- [Task to carry out]: Give the records once more, exactly as they stand.

Data excerpts:
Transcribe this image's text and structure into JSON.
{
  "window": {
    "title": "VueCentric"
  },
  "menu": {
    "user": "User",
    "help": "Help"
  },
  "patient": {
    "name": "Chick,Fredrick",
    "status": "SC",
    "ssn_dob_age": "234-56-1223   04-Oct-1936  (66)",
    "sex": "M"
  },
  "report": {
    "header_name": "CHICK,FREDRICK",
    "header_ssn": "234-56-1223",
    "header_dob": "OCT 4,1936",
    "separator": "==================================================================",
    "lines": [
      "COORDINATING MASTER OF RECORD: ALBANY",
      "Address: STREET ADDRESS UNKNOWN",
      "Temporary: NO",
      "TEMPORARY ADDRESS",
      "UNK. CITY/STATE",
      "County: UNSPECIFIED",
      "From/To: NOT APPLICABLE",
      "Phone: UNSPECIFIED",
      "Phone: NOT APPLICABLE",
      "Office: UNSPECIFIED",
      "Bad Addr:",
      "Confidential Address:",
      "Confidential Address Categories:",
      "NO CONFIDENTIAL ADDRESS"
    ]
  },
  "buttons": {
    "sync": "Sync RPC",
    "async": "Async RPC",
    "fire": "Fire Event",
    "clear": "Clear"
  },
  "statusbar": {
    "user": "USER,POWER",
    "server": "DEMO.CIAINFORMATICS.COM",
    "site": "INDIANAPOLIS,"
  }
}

- [Exercise output]:
Transcribe this image's text and structure into JSON.
{
  "window": {
    "title": "VueCentric"
  },
  "menu": {
    "user": "User",
    "help": "Help"
  },
  "patient": {
    "name": "Chick,Fredrick",
    "status": "SC",
    "ssn_dob_age": "234-56-1223   04-Oct-1936  (66)",
    "sex": "M"
  },
  "report": {
    "header_name": "CHICK,FREDRICK",
    "header_ssn": "234-56-1223",
    "header_dob": "OCT 4,1936",
    "separator": "==================================================================",
    "lines": [
      "COORDINATING MASTER OF RECORD: ALBANY",
      "Address: STREET ADDRESS UNKNOWN",
      "Temporary: NO",
      "TEMPORARY ADDRESS",
      "UNK. CITY/STATE",
      "County: UNSPECIFIED",
      "From/To: NOT APPLICABLE",
      "Phone: UNSPECIFIED",
      "Phone: NOT APPLICABLE",
      "Office: UNSPECIFIED",
      "Bad Addr:",
      "Confidential Address:",
      "Confidential Address Categories:",
      "NO CONFIDENTIAL ADDRESS"
    ]
  },
  "buttons": {
    "sync": "Sync RPC",
    "async": "Async RPC",
    "fire": "Fire Event",
    "clear": "Clear"
  },
  "statusbar": {
    "user": "USER,POWER",
    "server": "DEMO.CIAINFORMATICS.COM",
    "site": "INDIANAPOLIS,"
  }
}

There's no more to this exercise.